# An example of differentiability in $\mathbb{R}^n$ everywhere but not at origin.

I came across such problem:

$g:\mathbb{R}\rightarrow \mathbb{R}$ is a $C^1$-function with $g(\theta+\pi)=-g(\theta)$ for all $x$. Define a function $f: \mathbb{R}^2\rightarrow \mathbb{R}$ as $$f(x,y)=f(r\cos{\theta},r\sin{\theta})=r\cdot g(\theta).$$

Show that $f$ is differentiable everywhere in $\mathbb{R}^2$ except possibly at $(x,y)=(0,0)$ and also that all the directional derivatives of $f$ exist at $(0,0)$

Can anyone show me the differentiability here just by the definition that

$\displaystyle \lim_{||h||\rightarrow 0}{ \frac{||f(x_0+h)-f(x_0)-J\cdot h||}{||h||}}=0$

Since there is change of variable involved as well and I don't know what the use of the periodicity of $g$ here, I am confused even more about the question.

I'll really appreciate if someone can show me the computation process, because I really need a concrete example to understand this well.

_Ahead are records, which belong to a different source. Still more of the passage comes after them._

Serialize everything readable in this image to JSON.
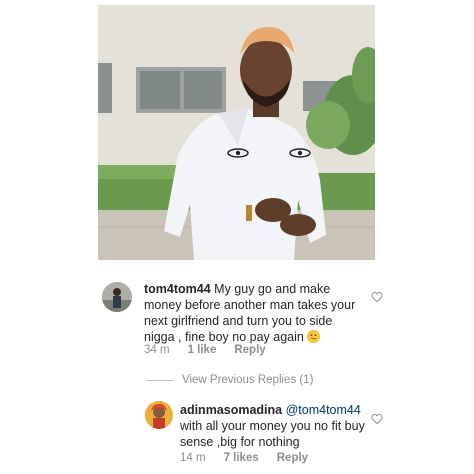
{
  "comment1": {
    "username": "tom4tom44",
    "text": " My guy go and make money before another man takes your next girlfriend and turn you to side nigga , fine boy no pay again ",
    "emoji": "slightly-smiling-face-icon",
    "time": "34 m",
    "likes": "1 like",
    "reply_label": "Reply"
  },
  "view_replies": "View Previous Replies (1)",
  "reply1": {
    "username": "adinmasomadina",
    "mention": "@tom4tom44",
    "text": "with all your money you no fit buy sense ,big for nothing",
    "time": "14 m",
    "likes": "7 likes",
    "reply_label": "Reply"
  },
  "colors": {
    "username": "#262626",
    "mention": "#00376b",
    "meta": "#8e8e8e",
    "heart": "#8e8e8e"
  }
}
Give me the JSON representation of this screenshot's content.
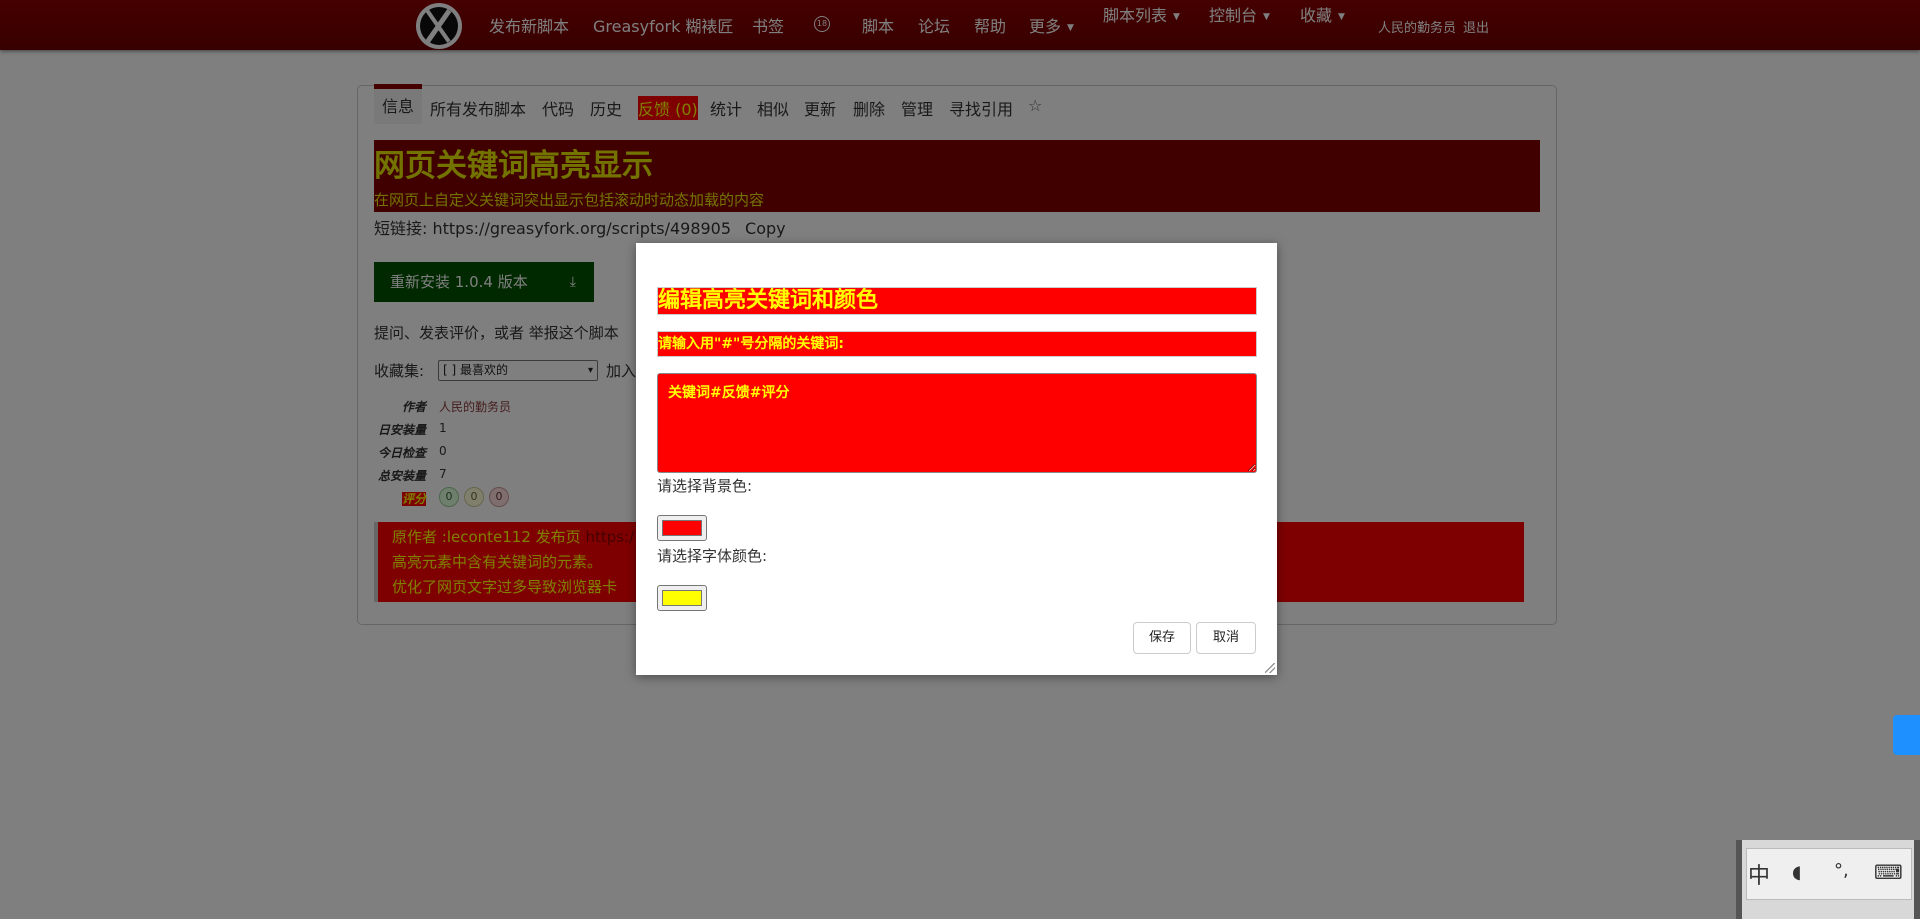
{
  "nav": {
    "items": [
      "发布新脚本",
      "Greasyfork 糊裱匠",
      "书签",
      "脚本",
      "论坛",
      "帮助",
      "更多"
    ],
    "dropdowns": [
      "脚本列表",
      "控制台",
      "收藏"
    ],
    "caret": "▼",
    "user": "人民的勤务员",
    "logout": "退出"
  },
  "tabs": [
    "信息",
    "所有发布脚本",
    "代码",
    "历史",
    "反馈 (0)",
    "统计",
    "相似",
    "更新",
    "删除",
    "管理",
    "寻找引用",
    "☆"
  ],
  "script": {
    "title": "网页关键词高亮显示",
    "subtitle": "在网页上自定义关键词突出显示包括滚动时动态加载的内容",
    "shortlink_label": "短链接: https://greasyfork.org/scripts/498905",
    "copy": "Copy",
    "install": "重新安装 1.0.4 版本",
    "feedback_line": "提问、发表评价，或者 举报这个脚本",
    "collections_label": "收藏集:",
    "collections_value": "[ ] 最喜欢的",
    "collections_add": "加入",
    "meta": {
      "author_k": "作者",
      "author_v": "人民的勤务员",
      "daily_k": "日安装量",
      "daily_v": "1",
      "checks_k": "今日检查",
      "checks_v": "0",
      "total_k": "总安装量",
      "total_v": "7",
      "rating_k": "评分"
    },
    "ratings": [
      "0",
      "0",
      "0"
    ],
    "description": {
      "line1": "原作者 :leconte112 发布页 ",
      "line1_link": "https:/",
      "line2": "高亮元素中含有关键词的元素。",
      "line3": "优化了网页文字过多导致浏览器卡"
    }
  },
  "dialog": {
    "title": "编辑高亮关键词和颜色",
    "prompt": "请输入用\"#\"号分隔的关键词:",
    "keywords": "关键词#反馈#评分",
    "bg_label": "请选择背景色:",
    "bg_color": "#ff0000",
    "fg_label": "请选择字体颜色:",
    "fg_color": "#ffff00",
    "save": "保存",
    "cancel": "取消"
  },
  "ime": {
    "keys": [
      "中",
      "◖",
      "°,",
      "⌨"
    ]
  },
  "colors": {
    "brand": "#8b0000",
    "highlight_bg": "#ff0000",
    "highlight_fg": "#ffff00",
    "install": "#005200"
  }
}
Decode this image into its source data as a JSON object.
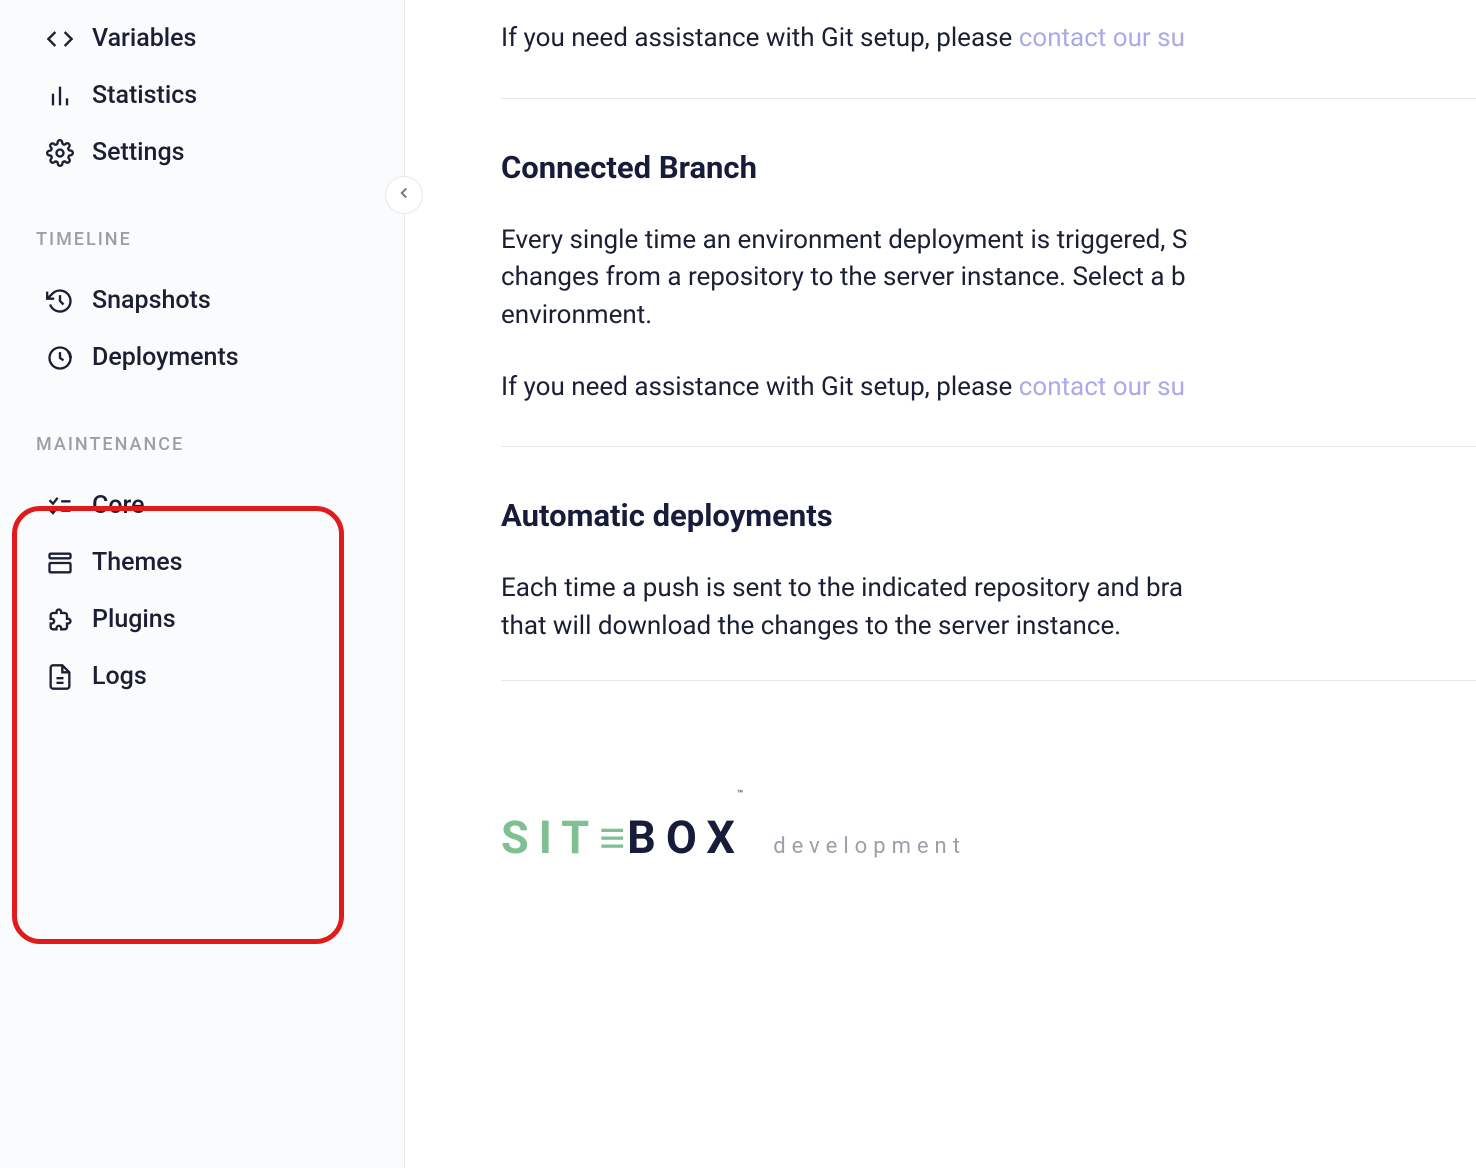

Thanks :)

• Just rotate the function $\|x\|$ through the $z$-axis. – Pedro Tamaroff Apr 25 '13 at 1:31
• What do you mean by this? Could please explain more explicitly? – Cancan Apr 25 '13 at 1:43
• Look at the cone with vertex at the origin (or any point on the $z$ axis) and growing upwards (or downwards). It's like looking at the surface of revolution of $\|x\|$. – Pedro Tamaroff Apr 25 '13 at 1:56

You don't need a computation away from 0, because it is the product of differentiate functions. The function $r$ is not differentiable by itself at 0, so you have to try something else there. Along each line through the origin, $\theta$ is almst constant (it changes by $\pi$ at the origin), so taking the derivative is the same thing as finding the derivative of $mx$, where $m=g(\theta)$. This function is clearly differentiable.
An easy example is if $g=\sin(\theta)$. Then $f(x,y)=y$, and as I said above, the function is just a linear function $mx$ along each line through the origin.
• Try $g=\sin^3(\theta)$. Then the derivative along $\theta=\frac{\pi}{4}$ is not the product of the gradient and $(\frac{1}{\sqrt{2}},\frac{1}{\sqrt{2}})$. So, for your explicit calculation, assume the derivative exists and take your limit in the vertical and horizontal directions to find $J$ explicitly, then go in the diagonal direction to show the limit is non zero. – Brian Rushton Apr 25 '13 at 1:53
• Which gradient do you mean here? with respect to $x,y$ or $\theta , r$? and why do you set $h=(\frac{1}{\sqrt{2}},\frac{1}{\sqrt{2}})$ – Cancan Apr 25 '13 at 1:58
• If the function is differentiable, then any directional derivative can be found by taking the product of a direction vector with the $x,y$ gradient. So the fact this doesn't hold for my example shows it is not differentiable. – Brian Rushton Apr 25 '13 at 2:00